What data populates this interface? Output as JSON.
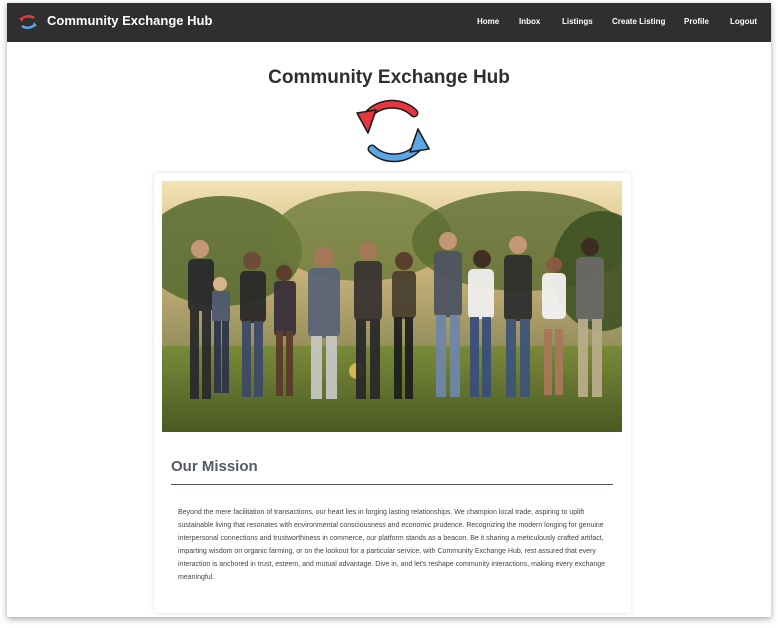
{
  "app": {
    "brand_title": "Community Exchange Hub",
    "brand_icon": "exchange-arrows-icon"
  },
  "nav": {
    "items": [
      {
        "label": "Home"
      },
      {
        "label": "Inbox"
      },
      {
        "label": "Listings"
      },
      {
        "label": "Create Listing"
      },
      {
        "label": "Profile"
      },
      {
        "label": "Logout"
      }
    ]
  },
  "main": {
    "title": "Community Exchange Hub",
    "hero_icon": "exchange-arrows-icon",
    "photo_icon": "community-group-photo",
    "mission": {
      "heading": "Our Mission",
      "body": "Beyond the mere facilitation of transactions, our heart lies in forging lasting relationships. We champion local trade, aspiring to uplift sustainable living that resonates with environmental consciousness and economic prudence. Recognizing the modern longing for genuine interpersonal connections and trustworthiness in commerce, our platform stands as a beacon. Be it sharing a meticulously crafted artifact, imparting wisdom on organic farming, or on the lookout for a particular service, with Community Exchange Hub, rest assured that every interaction is anchored in trust, esteem, and mutual advantage. Dive in, and let's reshape community interactions, making every exchange meaningful."
    }
  },
  "colors": {
    "navbar_bg": "#2f2f2f",
    "arrow_red": "#e8363f",
    "arrow_blue": "#5aa6e6",
    "heading": "#555a63"
  }
}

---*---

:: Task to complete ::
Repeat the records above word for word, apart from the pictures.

:: Answer space ::
What data populates this interface? Output as JSON.
{
  "app": {
    "brand_title": "Community Exchange Hub",
    "brand_icon": "exchange-arrows-icon"
  },
  "nav": {
    "items": [
      {
        "label": "Home"
      },
      {
        "label": "Inbox"
      },
      {
        "label": "Listings"
      },
      {
        "label": "Create Listing"
      },
      {
        "label": "Profile"
      },
      {
        "label": "Logout"
      }
    ]
  },
  "main": {
    "title": "Community Exchange Hub",
    "hero_icon": "exchange-arrows-icon",
    "photo_icon": "community-group-photo",
    "mission": {
      "heading": "Our Mission",
      "body": "Beyond the mere facilitation of transactions, our heart lies in forging lasting relationships. We champion local trade, aspiring to uplift sustainable living that resonates with environmental consciousness and economic prudence. Recognizing the modern longing for genuine interpersonal connections and trustworthiness in commerce, our platform stands as a beacon. Be it sharing a meticulously crafted artifact, imparting wisdom on organic farming, or on the lookout for a particular service, with Community Exchange Hub, rest assured that every interaction is anchored in trust, esteem, and mutual advantage. Dive in, and let's reshape community interactions, making every exchange meaningful."
    }
  },
  "colors": {
    "navbar_bg": "#2f2f2f",
    "arrow_red": "#e8363f",
    "arrow_blue": "#5aa6e6",
    "heading": "#555a63"
  }
}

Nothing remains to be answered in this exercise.